The setup parallels other recent releases such as Unfriended and Searching, but the germ for Host came from a short film that Savage produced earlier in the lockdown. After gathering his friends on Zoom, he told them about strange noises he’s been hearing in his attic. While they all stayed on the line, he went to investigate. The short went viral, and he approached Shudder about making a feature length film. Actors learned to do their own practical effects and shot all their sides on their computers. No one was allowed to see all of the script so that their reactions to the scares would be genuine.

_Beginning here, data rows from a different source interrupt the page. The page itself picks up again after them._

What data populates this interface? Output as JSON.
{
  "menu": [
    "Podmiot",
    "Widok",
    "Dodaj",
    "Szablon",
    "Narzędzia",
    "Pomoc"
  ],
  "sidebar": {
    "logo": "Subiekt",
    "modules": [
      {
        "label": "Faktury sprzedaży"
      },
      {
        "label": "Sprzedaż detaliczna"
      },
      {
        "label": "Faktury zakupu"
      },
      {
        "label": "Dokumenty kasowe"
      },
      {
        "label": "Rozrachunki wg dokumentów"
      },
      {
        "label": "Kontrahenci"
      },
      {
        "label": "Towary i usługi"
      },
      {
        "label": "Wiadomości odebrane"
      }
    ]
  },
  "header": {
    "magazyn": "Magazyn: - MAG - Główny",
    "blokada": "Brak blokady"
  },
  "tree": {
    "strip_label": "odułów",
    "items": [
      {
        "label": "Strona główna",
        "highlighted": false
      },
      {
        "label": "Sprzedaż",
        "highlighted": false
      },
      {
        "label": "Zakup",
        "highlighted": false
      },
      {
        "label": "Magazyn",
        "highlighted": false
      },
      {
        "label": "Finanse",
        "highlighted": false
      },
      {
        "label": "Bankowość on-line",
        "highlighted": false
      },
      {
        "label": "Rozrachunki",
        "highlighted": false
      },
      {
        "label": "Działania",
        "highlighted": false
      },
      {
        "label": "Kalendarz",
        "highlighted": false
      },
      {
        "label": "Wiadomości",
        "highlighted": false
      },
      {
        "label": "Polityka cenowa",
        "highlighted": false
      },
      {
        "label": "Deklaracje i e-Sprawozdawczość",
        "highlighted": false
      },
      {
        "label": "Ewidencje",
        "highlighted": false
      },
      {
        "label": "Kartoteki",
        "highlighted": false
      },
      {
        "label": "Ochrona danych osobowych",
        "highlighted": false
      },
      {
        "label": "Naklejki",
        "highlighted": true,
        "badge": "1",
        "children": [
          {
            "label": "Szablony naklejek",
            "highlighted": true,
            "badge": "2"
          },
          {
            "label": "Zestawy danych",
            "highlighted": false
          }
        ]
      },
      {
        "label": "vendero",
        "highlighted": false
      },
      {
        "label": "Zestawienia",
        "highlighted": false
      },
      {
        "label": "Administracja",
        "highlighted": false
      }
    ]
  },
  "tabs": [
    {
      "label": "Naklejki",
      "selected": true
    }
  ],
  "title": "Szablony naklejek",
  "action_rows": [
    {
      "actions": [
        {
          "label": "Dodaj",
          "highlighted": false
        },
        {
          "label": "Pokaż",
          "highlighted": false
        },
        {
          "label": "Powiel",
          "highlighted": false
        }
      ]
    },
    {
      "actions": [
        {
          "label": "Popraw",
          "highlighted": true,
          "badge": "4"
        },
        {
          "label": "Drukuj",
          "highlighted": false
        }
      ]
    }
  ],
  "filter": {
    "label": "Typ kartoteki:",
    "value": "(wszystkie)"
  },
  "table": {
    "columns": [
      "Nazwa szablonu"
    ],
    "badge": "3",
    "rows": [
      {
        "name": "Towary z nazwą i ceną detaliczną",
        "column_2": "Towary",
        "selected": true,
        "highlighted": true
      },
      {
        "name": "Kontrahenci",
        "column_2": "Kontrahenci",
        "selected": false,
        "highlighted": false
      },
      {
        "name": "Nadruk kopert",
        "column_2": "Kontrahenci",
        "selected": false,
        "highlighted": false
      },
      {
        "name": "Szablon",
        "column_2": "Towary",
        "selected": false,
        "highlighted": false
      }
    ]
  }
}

Upon its release, Host received near universal positive responses from audiences and critics. The movie has a score of 100 on Rotten Tomatoes and was a critical darling. The experience of watching it is not unlike hanging out with friends on a Zoom call, which we’re all doing a lot of these days. The actors have great chemistry and banter comfortably with each other, even over garbly internet. The movie’s short runtime, mimicking the length of a free Zoom call, offers a unique constraint the filmmakers leverage to achieve an incredibly effective pacing. Though we see most of the action from a computer, the kills are punchy and the practical effects are stupendous considering they were largely carried out by actors with only basic training.
In a year that has been characterized by people finding inventive ways to connect and do the things that we miss doing, Host stands as a really ingenious piece of filmmaking. After months of seeing titles we were excited about getting bumped and bumped and bumed, it was nice to have Host fall into our laps. Maybe we can have nice things!